In its Top 10 Global Trends report, Euromonitor suggests access and action are the driving forces behind the trends, which include a shift to climate awareness, seniors embracing the world of digital and the metaverse movement, as consumers take back control after a disrupted 2021.
With supply chain chaos not expected to improve until 2023, and two-thirds of all businesses impacted by this, consumers will start to look for new ways to buy products and businesses will have to pivot and provide new solutions to meet customer demand.
“Backup Planner” consumers will use technology to try to move to the front of the queue when supplies are threatened, while other consumers will rely on subscription services or community group buying to secure deliveries.
“When thwarted, Backup Planners are reverting to the next best option, seeking alternatives and in some cases, delaying purchases or changing shopping habits,” the report said.
“Two extremes are influencing shopping behaviours of Backup Planners – paying a premium or switching to cost-effective options, such as buying second-hand or renting.”
The report suggests businesses that can leverage opportunities will be the winners with these types of consumers, suggesting shoppers may pay more to get first access to their preferred products and exclusive or presale items could entice these consumers and drive revenue.

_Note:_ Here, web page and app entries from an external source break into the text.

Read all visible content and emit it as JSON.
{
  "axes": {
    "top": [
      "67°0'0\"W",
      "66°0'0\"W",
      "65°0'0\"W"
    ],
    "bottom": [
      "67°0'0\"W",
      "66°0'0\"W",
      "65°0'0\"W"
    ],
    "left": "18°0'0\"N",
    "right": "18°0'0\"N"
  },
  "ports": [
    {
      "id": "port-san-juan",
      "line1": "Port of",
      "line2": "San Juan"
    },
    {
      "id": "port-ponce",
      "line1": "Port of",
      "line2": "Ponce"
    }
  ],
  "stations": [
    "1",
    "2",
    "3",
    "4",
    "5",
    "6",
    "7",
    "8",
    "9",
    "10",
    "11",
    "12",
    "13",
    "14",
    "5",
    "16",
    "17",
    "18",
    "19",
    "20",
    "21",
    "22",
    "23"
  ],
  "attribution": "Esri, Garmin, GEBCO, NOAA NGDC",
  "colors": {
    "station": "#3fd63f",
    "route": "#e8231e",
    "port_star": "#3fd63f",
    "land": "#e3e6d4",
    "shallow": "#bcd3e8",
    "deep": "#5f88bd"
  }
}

“Mobile apps that enable digital waitlists and queuing allow consumers to secure their place in line and help businesses control traffic,” the report said.
“Additionally, direct-to-consumer services can bring products straight to consumer’s door.”
The report suggests companies need to invest in local sourcing and automation to overcome shortages, noting that prices may need to increase to compensate.
Alternatively, splitting costs with other payers to buy ingredients or components in bulk could also be an option to ensure continuous supply.
Climate change will continue to be a focus for consumers in 2022, and consumers will expect brands to step up through transparent labelling of carbon-neutral products.
“Digital innovation is reshaping how retailers, manufacturers and consumers transition to a new era of environmental transparency. Tech tools such as digital product labelling and mobile tracking apps help consumers trace ethical claims, their carbon footprint and recycling habits on their phones,” the report stated.
The metaverse will also become important as the digital world evolves beyond virtual hangouts to immersive 3D realities with Euromonitor predicting the immersive environments to drive e-commerce and virtual product sales.
“Companies that start establishing a presence now will be at the forefront as virtual social environments and AR/VR develop,” the report said.